[Illustration]

dropcap image NCE on a time there were three Billy-goats, who were to go up to the hill-side to make themselves fat, and the name of all three was Gruff.

On the way up was a bridge over a burn they had to cross; and under this bridge lived a great ugly Troll, with eyes as big as saucers, and a nose as long as a poker.

So first of all came the youngest billy-goat Gruff to cross the bridge.


[Illustration]

"Trip, trap; trip, trap!" went the bridge.

"WHO'S THAT tripping over my bridge?" roared the Troll.

"Oh! it is only I, the tiniest billy-goat Gruff; and I'm going up to the hill-side to make myself fat," said the billy-goat, with such a small voice.

"Now, I'm coming to gobble you up," said the Troll.

"Oh, no! pray don't take me. I'm too little, that I am," said the billy-goat; "wait a bit till the second billy-goat Gruff comes.
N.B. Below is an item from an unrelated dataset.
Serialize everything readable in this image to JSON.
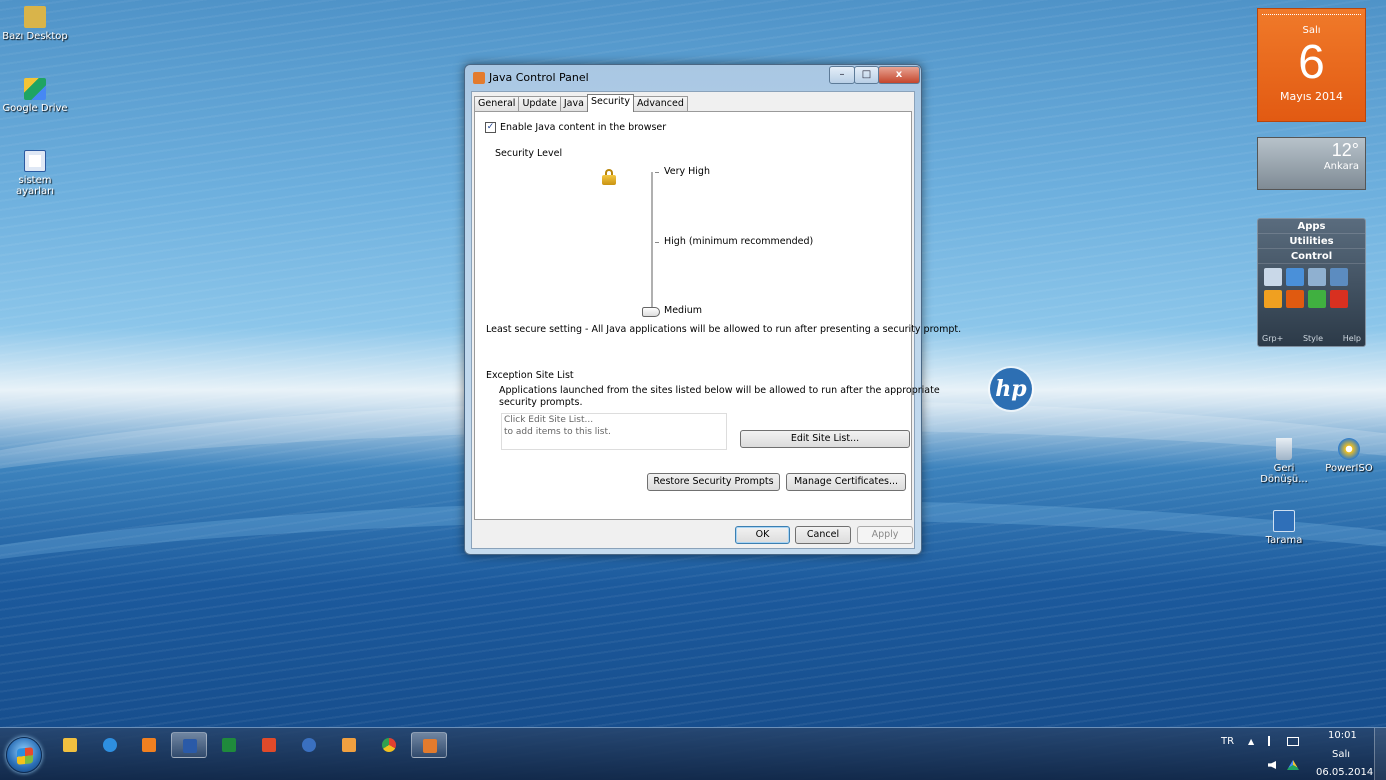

He's much bigger."

"Well! be off with you," said the Troll.

A little while after came the second billy-goat Gruff to cross the bridge.

"TRIP, TRAP! TRIP, TRAP! TRIP, TRAP!" went the bridge,

"WHO'S THAT tripping over my bridge?" roared the Troll.


[Illustration]


[Illustration]

"Oh! it's the second billy-goat Gruff, and I'm going up to the hill-side to make myself fat," said the billy-goat, who hadn't such a small voice.

"Now, I'm coming to gobble you up," said the Troll.

"Oh, no! don't take me. Wait a little till the big billy-goat Gruff comes. He's much bigger."

"Very well! be off with you," said the Troll.


[Illustration]

But just then up came the big billy-goat Gruff.

"TRIP, TRAP! TRIP, TRAP! TRIP, TRAP!" went the bridge, for the billy-goat was so heavy that the bridge creaked and groaned under him.

"WHO'S THAT tramping over my bridge?" roared the Troll.

"IT'S I! THE BIG BILLY-GOAT GRUFF," said the billy-goat, who had an ugly, hoarse voice of his own.


[Illustration]

"Now, I'm coming to gobble you up," roared the Troll.

"Well, come along! I've got two spears,

And I'll poke your nose and pierce your ears;

I've got besides two curling-stones,

And I'll bruise your body and rattle your bones."

That was what the big billy-goat said; and so he flew at the Troll, and tossed him out into the burn, and after that he went up to the hill-side. There the billy-goats got so fat they were scarcely able to walk home again; and if the fat hasn't fallen of them, why they're still fat; and so:

Snip, snap, snout,

This tale's told out.


[Illustration]